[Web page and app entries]
-- Opening Marker --

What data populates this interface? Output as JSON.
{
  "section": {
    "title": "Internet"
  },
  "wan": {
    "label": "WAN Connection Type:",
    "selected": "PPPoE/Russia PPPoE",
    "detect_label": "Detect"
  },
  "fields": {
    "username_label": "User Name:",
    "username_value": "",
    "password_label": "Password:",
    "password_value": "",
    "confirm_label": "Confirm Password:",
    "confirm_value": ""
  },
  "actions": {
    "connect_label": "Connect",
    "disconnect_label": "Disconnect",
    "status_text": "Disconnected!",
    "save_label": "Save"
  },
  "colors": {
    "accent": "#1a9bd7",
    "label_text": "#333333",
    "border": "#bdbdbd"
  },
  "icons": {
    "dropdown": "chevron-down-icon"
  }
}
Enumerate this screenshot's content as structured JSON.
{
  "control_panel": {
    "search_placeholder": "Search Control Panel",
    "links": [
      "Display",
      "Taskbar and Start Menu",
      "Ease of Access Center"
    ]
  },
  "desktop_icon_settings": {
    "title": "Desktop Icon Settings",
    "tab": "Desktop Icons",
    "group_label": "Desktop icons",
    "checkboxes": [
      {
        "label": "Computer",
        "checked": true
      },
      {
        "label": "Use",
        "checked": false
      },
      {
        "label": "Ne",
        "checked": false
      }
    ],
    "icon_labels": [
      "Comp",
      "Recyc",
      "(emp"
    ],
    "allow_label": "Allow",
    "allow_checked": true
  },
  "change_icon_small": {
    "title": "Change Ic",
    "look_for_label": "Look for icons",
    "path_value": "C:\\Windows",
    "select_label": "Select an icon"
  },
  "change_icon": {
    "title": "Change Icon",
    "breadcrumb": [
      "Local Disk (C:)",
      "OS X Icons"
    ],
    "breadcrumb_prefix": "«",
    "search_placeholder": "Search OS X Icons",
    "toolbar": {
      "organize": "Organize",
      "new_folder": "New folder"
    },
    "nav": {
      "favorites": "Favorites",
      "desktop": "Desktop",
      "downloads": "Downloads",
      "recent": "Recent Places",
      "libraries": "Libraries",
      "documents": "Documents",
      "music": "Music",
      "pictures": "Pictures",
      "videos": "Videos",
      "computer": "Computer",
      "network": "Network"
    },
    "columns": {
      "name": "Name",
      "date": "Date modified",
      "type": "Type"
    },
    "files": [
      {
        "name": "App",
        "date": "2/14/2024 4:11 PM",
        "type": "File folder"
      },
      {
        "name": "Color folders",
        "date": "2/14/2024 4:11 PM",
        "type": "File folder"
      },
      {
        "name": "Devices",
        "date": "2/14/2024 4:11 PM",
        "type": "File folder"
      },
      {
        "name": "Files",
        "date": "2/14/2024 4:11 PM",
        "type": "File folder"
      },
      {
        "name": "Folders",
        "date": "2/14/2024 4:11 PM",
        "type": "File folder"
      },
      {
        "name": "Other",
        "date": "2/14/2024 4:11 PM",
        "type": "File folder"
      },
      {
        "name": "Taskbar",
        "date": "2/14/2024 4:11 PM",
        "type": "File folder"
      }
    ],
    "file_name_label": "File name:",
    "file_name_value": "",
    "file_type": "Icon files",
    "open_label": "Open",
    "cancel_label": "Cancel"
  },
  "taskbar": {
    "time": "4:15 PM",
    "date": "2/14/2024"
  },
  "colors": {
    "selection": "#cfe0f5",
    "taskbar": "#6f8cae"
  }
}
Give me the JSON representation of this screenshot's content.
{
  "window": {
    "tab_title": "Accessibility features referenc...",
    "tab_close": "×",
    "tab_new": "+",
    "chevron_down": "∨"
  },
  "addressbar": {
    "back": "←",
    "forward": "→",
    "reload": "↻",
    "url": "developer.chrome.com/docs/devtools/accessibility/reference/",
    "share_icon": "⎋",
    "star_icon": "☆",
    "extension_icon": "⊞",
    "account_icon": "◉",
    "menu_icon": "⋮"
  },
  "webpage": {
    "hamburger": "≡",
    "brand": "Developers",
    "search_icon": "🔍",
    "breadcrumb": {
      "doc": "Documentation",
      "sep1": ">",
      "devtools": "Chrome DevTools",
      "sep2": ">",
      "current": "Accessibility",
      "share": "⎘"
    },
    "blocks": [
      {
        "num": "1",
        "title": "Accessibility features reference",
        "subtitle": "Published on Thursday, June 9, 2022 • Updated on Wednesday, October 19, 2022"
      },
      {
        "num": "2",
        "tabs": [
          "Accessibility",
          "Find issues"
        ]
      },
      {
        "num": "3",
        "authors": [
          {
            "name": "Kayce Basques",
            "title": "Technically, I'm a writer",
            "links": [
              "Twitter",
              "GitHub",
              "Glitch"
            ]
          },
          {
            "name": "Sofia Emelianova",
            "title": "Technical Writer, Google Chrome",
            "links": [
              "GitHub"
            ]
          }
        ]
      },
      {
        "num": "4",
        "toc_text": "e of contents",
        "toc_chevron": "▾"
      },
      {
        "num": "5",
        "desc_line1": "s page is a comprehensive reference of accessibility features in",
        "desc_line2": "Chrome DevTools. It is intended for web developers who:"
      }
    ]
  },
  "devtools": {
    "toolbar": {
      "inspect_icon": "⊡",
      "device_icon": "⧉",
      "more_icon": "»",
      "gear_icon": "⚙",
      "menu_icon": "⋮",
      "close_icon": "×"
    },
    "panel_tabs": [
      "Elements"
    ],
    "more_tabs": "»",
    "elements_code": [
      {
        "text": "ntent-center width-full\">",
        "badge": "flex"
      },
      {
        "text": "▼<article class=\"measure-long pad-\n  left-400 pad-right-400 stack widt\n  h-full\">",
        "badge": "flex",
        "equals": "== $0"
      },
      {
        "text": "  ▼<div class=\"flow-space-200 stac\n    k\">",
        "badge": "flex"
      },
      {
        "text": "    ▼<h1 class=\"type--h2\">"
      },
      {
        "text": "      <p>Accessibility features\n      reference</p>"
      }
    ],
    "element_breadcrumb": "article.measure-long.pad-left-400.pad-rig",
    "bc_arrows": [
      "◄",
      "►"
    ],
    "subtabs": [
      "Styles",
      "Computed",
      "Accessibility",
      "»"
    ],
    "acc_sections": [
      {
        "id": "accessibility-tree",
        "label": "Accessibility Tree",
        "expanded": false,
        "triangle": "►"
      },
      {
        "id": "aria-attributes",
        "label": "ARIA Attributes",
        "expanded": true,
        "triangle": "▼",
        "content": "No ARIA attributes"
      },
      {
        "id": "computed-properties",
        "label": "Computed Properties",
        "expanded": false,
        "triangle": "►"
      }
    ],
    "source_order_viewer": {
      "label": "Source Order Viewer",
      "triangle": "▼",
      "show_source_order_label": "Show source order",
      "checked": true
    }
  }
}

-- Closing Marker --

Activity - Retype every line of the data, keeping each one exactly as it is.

Completed exercise -
What data populates this interface? Output as JSON.
{
  "section": {
    "title": "Internet"
  },
  "wan": {
    "label": "WAN Connection Type:",
    "selected": "PPPoE/Russia PPPoE",
    "detect_label": "Detect"
  },
  "fields": {
    "username_label": "User Name:",
    "username_value": "",
    "password_label": "Password:",
    "password_value": "",
    "confirm_label": "Confirm Password:",
    "confirm_value": ""
  },
  "actions": {
    "connect_label": "Connect",
    "disconnect_label": "Disconnect",
    "status_text": "Disconnected!",
    "save_label": "Save"
  },
  "colors": {
    "accent": "#1a9bd7",
    "label_text": "#333333",
    "border": "#bdbdbd"
  },
  "icons": {
    "dropdown": "chevron-down-icon"
  }
}
Enumerate this screenshot's content as structured JSON.
{
  "control_panel": {
    "search_placeholder": "Search Control Panel",
    "links": [
      "Display",
      "Taskbar and Start Menu",
      "Ease of Access Center"
    ]
  },
  "desktop_icon_settings": {
    "title": "Desktop Icon Settings",
    "tab": "Desktop Icons",
    "group_label": "Desktop icons",
    "checkboxes": [
      {
        "label": "Computer",
        "checked": true
      },
      {
        "label": "Use",
        "checked": false
      },
      {
        "label": "Ne",
        "checked": false
      }
    ],
    "icon_labels": [
      "Comp",
      "Recyc",
      "(emp"
    ],
    "allow_label": "Allow",
    "allow_checked": true
  },
  "change_icon_small": {
    "title": "Change Ic",
    "look_for_label": "Look for icons",
    "path_value": "C:\\Windows",
    "select_label": "Select an icon"
  },
  "change_icon": {
    "title": "Change Icon",
    "breadcrumb": [
      "Local Disk (C:)",
      "OS X Icons"
    ],
    "breadcrumb_prefix": "«",
    "search_placeholder": "Search OS X Icons",
    "toolbar": {
      "organize": "Organize",
      "new_folder": "New folder"
    },
    "nav": {
      "favorites": "Favorites",
      "desktop": "Desktop",
      "downloads": "Downloads",
      "recent": "Recent Places",
      "libraries": "Libraries",
      "documents": "Documents",
      "music": "Music",
      "pictures": "Pictures",
      "videos": "Videos",
      "computer": "Computer",
      "network": "Network"
    },
    "columns": {
      "name": "Name",
      "date": "Date modified",
      "type": "Type"
    },
    "files": [
      {
        "name": "App",
        "date": "2/14/2024 4:11 PM",
        "type": "File folder"
      },
      {
        "name": "Color folders",
        "date": "2/14/2024 4:11 PM",
        "type": "File folder"
      },
      {
        "name": "Devices",
        "date": "2/14/2024 4:11 PM",
        "type": "File folder"
      },
      {
        "name": "Files",
        "date": "2/14/2024 4:11 PM",
        "type": "File folder"
      },
      {
        "name": "Folders",
        "date": "2/14/2024 4:11 PM",
        "type": "File folder"
      },
      {
        "name": "Other",
        "date": "2/14/2024 4:11 PM",
        "type": "File folder"
      },
      {
        "name": "Taskbar",
        "date": "2/14/2024 4:11 PM",
        "type": "File folder"
      }
    ],
    "file_name_label": "File name:",
    "file_name_value": "",
    "file_type": "Icon files",
    "open_label": "Open",
    "cancel_label": "Cancel"
  },
  "taskbar": {
    "time": "4:15 PM",
    "date": "2/14/2024"
  },
  "colors": {
    "selection": "#cfe0f5",
    "taskbar": "#6f8cae"
  }
}
Give me the JSON representation of this screenshot's content.
{
  "window": {
    "tab_title": "Accessibility features referenc...",
    "tab_close": "×",
    "tab_new": "+",
    "chevron_down": "∨"
  },
  "addressbar": {
    "back": "←",
    "forward": "→",
    "reload": "↻",
    "url": "developer.chrome.com/docs/devtools/accessibility/reference/",
    "share_icon": "⎋",
    "star_icon": "☆",
    "extension_icon": "⊞",
    "account_icon": "◉",
    "menu_icon": "⋮"
  },
  "webpage": {
    "hamburger": "≡",
    "brand": "Developers",
    "search_icon": "🔍",
    "breadcrumb": {
      "doc": "Documentation",
      "sep1": ">",
      "devtools": "Chrome DevTools",
      "sep2": ">",
      "current": "Accessibility",
      "share": "⎘"
    },
    "blocks": [
      {
        "num": "1",
        "title": "Accessibility features reference",
        "subtitle": "Published on Thursday, June 9, 2022 • Updated on Wednesday, October 19, 2022"
      },
      {
        "num": "2",
        "tabs": [
          "Accessibility",
          "Find issues"
        ]
      },
      {
        "num": "3",
        "authors": [
          {
            "name": "Kayce Basques",
            "title": "Technically, I'm a writer",
            "links": [
              "Twitter",
              "GitHub",
              "Glitch"
            ]
          },
          {
            "name": "Sofia Emelianova",
            "title": "Technical Writer, Google Chrome",
            "links": [
              "GitHub"
            ]
          }
        ]
      },
      {
        "num": "4",
        "toc_text": "e of contents",
        "toc_chevron": "▾"
      },
      {
        "num": "5",
        "desc_line1": "s page is a comprehensive reference of accessibility features in",
        "desc_line2": "Chrome DevTools. It is intended for web developers who:"
      }
    ]
  },
  "devtools": {
    "toolbar": {
      "inspect_icon": "⊡",
      "device_icon": "⧉",
      "more_icon": "»",
      "gear_icon": "⚙",
      "menu_icon": "⋮",
      "close_icon": "×"
    },
    "panel_tabs": [
      "Elements"
    ],
    "more_tabs": "»",
    "elements_code": [
      {
        "text": "ntent-center width-full\">",
        "badge": "flex"
      },
      {
        "text": "▼<article class=\"measure-long pad-\n  left-400 pad-right-400 stack widt\n  h-full\">",
        "badge": "flex",
        "equals": "== $0"
      },
      {
        "text": "  ▼<div class=\"flow-space-200 stac\n    k\">",
        "badge": "flex"
      },
      {
        "text": "    ▼<h1 class=\"type--h2\">"
      },
      {
        "text": "      <p>Accessibility features\n      reference</p>"
      }
    ],
    "element_breadcrumb": "article.measure-long.pad-left-400.pad-rig",
    "bc_arrows": [
      "◄",
      "►"
    ],
    "subtabs": [
      "Styles",
      "Computed",
      "Accessibility",
      "»"
    ],
    "acc_sections": [
      {
        "id": "accessibility-tree",
        "label": "Accessibility Tree",
        "expanded": false,
        "triangle": "►"
      },
      {
        "id": "aria-attributes",
        "label": "ARIA Attributes",
        "expanded": true,
        "triangle": "▼",
        "content": "No ARIA attributes"
      },
      {
        "id": "computed-properties",
        "label": "Computed Properties",
        "expanded": false,
        "triangle": "►"
      }
    ],
    "source_order_viewer": {
      "label": "Source Order Viewer",
      "triangle": "▼",
      "show_source_order_label": "Show source order",
      "checked": true
    }
  }
}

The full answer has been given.